Classical Galette des Rois are filled with a creamy almond paste called frangipane. Out of consideration for those students with nut allergies, INTL’s pastries are filled with apples or chocolate ganache instead.
In most years, parent volunteers will bake delicious galettes at home to bring to school so that the students, faculty, and staff from all of our language programs can enjoy the celebration. Unfortunately, this year, due to COVID-19 restrictions, we could not distribute home-baked goods on campus.

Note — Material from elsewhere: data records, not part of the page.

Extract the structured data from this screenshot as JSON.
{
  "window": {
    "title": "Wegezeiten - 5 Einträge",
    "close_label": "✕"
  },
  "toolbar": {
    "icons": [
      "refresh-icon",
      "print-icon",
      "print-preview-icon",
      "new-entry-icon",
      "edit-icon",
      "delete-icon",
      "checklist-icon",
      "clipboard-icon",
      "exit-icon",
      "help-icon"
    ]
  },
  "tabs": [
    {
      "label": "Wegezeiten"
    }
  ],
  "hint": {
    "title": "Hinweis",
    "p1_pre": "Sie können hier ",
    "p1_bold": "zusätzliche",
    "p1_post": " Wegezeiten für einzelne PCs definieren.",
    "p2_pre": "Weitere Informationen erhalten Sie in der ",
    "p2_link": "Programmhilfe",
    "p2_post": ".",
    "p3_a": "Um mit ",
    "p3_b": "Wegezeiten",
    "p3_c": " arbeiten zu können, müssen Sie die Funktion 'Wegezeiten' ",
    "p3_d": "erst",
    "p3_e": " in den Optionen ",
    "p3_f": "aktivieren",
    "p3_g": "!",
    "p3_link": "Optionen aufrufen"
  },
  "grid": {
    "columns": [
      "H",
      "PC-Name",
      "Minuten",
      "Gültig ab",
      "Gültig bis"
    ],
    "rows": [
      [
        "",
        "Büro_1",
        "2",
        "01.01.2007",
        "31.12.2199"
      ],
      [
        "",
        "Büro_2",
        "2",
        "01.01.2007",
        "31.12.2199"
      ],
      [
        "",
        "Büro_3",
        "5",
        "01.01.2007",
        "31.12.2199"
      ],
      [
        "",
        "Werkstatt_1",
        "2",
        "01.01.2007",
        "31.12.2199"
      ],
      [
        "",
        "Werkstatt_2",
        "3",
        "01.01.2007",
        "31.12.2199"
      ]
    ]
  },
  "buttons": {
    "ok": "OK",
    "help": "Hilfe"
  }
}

But that didn’t stop our little ones! Our Preschool and Pre-Kindergarten students created some paper crowns in preparation and baked their own Galette des Rois in their classrooms.If you’d like to celebrate at home, here is the traditional ceremony:
- Cut the Galette des Rois into as many slices as there are people present.
- Have the youngest child hide under the table (or close their eyes). The person cutting the galette will ask them, “who is this piece for?”
- The child calls out a name, and the pieces are distributed to everyone, including the chooser.
- Everyone chews their slice of galette very slowly until the fève is found.
- The lucky one who gets the figurine becomes the King or Queen of the day and gets to wear the crown. The King or the Queen then chooses her or his queen or king.